Also everyone has a right to regret. However cynical that may sound. It is very well possible a trans* person who comes out is not sure of themselves. Identity develops. The same with gay and lesbian and bisexual people. Many times they are not coming out because they feel so great with the idea. Often they only do so when a lover is in sight , although they feel their being different for a much longer time already. They don’t need to see a psychologist, they have no longer a disorder (since 1991). Not coming out, living a non-authentic life, is something you can regret also. Like you can regret marrying, or not marrying. Or having children, or deciding not to have them. No one can tell if things will work out the way it was intended. So I would almost state: also trans people have the right not to be happy with their life and their choices. It is anyway not up to the state or the medical profession to always try to prevent us from failing, from regretting. Or should we also send prospective parents first to a psychologist or sexologist? Prospective spouses to a marriage counselor to have their love tested on stability, on longevity?
That fear we would decide for ourselves, for prosecution because they helped the ‘wrong’ trans person also stems from fear and ignorance. First of all, informed consent should be a requirement. With or without a psychologist, if the patient doesn’t understand what is involved, at is where it ends. Secondly, it won’t be the first time a medical psychologist would be involved when a patient has to undergo invasive treatment. But not all patients that undergo say oncological treatment will have to see a psychologist.
When society stops freaking out about trans* people, the suffering will decline enormously. After all, it is the outside world that gives us a lot of our trouble. And we as a part of that world got the message that it is not good to behave as we do, to feel like we do. So, stop freaking out and join the revolution. We are nothing more than a threat to your mental status quo. So what.
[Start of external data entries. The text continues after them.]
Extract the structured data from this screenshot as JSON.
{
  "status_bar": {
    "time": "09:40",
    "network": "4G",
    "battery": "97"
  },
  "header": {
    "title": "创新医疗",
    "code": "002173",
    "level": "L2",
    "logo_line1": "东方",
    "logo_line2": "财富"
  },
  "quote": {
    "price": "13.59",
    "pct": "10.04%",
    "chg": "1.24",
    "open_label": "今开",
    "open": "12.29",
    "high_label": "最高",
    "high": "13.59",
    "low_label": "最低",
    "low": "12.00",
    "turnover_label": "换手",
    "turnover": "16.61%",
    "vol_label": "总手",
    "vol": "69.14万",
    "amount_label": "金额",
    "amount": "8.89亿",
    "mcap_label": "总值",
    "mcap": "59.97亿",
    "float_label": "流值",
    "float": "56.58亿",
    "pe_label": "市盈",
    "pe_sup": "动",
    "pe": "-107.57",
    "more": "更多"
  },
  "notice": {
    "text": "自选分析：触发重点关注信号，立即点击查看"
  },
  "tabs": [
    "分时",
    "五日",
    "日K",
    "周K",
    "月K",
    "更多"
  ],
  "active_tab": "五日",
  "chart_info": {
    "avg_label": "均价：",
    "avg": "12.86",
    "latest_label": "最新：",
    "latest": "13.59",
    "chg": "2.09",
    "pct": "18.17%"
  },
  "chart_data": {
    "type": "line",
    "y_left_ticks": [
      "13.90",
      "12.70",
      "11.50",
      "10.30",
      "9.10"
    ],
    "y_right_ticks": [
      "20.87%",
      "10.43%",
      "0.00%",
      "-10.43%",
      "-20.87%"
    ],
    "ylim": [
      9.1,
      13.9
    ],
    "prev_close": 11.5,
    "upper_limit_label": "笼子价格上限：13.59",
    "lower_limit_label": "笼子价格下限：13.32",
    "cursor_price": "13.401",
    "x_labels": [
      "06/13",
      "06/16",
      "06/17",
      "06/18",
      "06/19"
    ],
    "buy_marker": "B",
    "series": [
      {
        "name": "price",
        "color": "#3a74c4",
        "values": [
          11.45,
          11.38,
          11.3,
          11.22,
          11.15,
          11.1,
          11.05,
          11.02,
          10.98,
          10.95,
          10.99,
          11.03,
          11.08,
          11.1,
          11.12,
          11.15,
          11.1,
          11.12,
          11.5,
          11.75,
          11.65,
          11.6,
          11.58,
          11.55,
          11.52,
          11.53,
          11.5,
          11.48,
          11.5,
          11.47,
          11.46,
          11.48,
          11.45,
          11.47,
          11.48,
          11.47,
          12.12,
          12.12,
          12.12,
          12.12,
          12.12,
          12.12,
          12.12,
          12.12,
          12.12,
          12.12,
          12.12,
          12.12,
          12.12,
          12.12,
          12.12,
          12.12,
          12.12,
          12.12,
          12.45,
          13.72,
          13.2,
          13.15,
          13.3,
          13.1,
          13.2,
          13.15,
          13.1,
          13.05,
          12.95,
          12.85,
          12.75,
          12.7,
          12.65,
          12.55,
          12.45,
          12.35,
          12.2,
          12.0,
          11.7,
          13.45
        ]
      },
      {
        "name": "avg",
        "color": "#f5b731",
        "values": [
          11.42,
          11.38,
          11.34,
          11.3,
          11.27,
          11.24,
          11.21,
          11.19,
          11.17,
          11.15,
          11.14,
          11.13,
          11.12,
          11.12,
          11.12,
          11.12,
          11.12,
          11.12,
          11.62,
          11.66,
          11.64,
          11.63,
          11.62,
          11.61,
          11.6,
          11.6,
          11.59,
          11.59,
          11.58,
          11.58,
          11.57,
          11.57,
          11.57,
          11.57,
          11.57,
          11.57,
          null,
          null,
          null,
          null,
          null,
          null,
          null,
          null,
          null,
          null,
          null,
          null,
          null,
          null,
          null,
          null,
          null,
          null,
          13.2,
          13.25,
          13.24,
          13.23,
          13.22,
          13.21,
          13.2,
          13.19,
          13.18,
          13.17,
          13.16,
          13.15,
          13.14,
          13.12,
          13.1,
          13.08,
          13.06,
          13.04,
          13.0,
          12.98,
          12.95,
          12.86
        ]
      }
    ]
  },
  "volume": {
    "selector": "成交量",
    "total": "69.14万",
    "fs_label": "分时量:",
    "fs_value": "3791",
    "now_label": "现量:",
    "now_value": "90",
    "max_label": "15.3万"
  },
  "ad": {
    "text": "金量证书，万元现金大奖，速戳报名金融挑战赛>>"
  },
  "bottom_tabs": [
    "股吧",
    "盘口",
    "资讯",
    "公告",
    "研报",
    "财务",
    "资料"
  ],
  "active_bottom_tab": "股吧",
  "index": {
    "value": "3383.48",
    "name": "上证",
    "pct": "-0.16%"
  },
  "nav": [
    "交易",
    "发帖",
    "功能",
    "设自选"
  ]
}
(Translation of “allemaal angst”, tha appeared here on 21-12-2013)